Democrats take aim
In a letter to Specter on Tuesday, the committee's eight Democrats urged him to hold another hearing on the new version of the bill before bringing it to a vote. Among other concerns, they said they had "little doubt" that "many types of surveillance that now require a warrant will no longer require one if your bill is enacted."
Sen. Patrick Leahy, the Vermont Democrat who serves as committee co-chairman, and Sen. Dianne Feinstein, a California Democrat, pressed the attorney general on why he didn't decide to submit the program for review earlier.
"You talk about the enormous authority he has...There's nothing to stop him from doing that today, is there?" Leahy asked.

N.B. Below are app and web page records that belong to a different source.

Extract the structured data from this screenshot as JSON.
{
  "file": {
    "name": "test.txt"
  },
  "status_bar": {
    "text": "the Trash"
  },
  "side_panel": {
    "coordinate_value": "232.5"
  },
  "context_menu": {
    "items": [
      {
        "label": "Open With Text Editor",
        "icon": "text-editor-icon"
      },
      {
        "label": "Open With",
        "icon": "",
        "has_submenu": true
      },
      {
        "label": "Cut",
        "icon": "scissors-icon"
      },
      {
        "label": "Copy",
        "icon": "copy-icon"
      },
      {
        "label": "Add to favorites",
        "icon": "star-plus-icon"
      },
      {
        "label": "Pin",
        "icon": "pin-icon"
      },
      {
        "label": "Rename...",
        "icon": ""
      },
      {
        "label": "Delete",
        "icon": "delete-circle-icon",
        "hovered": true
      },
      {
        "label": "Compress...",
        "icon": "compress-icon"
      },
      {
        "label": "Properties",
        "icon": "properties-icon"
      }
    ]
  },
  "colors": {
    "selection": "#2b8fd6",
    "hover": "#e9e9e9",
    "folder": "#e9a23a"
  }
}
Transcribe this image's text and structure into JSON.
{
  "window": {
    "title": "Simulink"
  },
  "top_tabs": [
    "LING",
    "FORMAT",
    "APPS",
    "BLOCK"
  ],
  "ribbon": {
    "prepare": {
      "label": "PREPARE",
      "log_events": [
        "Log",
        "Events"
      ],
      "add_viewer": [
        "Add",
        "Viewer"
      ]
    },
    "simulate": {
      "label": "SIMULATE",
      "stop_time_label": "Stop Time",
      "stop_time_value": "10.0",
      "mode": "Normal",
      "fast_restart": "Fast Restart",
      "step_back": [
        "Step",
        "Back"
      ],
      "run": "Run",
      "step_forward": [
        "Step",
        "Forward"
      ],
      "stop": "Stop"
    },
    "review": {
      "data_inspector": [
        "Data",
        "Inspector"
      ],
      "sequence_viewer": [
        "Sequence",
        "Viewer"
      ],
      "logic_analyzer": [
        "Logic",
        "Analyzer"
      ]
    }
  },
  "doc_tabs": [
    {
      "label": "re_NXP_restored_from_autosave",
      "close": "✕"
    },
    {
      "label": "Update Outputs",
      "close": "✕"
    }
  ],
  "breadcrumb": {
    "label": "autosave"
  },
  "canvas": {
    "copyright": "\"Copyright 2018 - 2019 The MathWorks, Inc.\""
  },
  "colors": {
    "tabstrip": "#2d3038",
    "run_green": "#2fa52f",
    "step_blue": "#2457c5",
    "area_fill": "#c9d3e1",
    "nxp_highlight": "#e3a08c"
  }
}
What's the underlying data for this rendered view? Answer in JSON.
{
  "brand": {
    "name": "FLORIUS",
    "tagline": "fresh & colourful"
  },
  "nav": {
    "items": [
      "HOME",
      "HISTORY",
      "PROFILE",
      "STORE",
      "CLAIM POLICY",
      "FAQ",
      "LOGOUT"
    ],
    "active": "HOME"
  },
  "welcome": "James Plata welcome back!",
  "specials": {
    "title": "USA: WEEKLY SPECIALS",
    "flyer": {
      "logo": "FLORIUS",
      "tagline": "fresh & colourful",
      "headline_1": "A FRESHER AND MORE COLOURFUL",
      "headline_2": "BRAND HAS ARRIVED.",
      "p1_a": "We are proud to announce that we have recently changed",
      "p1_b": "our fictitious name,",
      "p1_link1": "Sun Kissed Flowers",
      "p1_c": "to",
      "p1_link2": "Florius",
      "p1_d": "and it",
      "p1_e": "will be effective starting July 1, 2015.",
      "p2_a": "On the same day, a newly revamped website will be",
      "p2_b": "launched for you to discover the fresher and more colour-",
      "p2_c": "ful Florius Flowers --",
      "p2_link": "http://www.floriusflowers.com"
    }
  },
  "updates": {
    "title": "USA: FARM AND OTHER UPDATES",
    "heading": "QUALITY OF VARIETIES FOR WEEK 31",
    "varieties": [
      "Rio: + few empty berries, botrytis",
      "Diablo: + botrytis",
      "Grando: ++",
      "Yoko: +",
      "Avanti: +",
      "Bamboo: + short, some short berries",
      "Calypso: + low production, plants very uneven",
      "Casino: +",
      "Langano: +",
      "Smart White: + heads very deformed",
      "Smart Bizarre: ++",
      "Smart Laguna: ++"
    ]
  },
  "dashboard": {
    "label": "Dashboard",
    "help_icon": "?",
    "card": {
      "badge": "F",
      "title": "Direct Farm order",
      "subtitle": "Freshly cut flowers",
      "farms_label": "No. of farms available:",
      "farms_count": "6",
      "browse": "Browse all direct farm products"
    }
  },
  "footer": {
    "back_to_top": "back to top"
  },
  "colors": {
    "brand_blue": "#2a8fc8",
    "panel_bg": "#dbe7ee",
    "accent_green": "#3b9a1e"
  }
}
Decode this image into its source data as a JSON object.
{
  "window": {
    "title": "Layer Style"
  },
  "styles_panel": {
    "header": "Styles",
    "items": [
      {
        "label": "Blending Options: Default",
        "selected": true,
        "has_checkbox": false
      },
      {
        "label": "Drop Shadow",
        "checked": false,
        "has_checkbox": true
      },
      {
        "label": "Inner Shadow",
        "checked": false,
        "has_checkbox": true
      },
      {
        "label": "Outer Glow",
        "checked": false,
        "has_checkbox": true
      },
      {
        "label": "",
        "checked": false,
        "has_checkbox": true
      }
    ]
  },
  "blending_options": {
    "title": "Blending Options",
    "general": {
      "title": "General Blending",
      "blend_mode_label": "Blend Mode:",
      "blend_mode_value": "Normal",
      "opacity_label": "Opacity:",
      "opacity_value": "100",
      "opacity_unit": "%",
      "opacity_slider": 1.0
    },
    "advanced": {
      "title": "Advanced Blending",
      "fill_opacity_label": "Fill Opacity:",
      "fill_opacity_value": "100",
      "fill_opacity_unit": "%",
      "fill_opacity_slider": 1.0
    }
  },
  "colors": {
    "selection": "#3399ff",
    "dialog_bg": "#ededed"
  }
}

"The president could submit an application, but the court may not have any jurisdiction or authority to rule on the application," Gonzales said. He was referring to the Foreign Intelligence Surveillance Court, which has the authority to approve individual wiretapping requests when at least one end of the communication is outside the United States.
Specter attempted to downplay the criticism of his compromise proposal and concessions to the president. Whatever bill the Congress may pass, he said, it can't override the president's wartime powers under the Constitution.
He also dismissed complaints that the statute wouldn't bind any president to have surveillance programs reviewed by courts. If the president "fulfills his commitment" to take the program to the secret court, "a future president could look back and see what President Bush did," Specter said. "He wouldn't be bound by what President Bush did, but it would be a very solid precedent."
Reuters contributed to this report.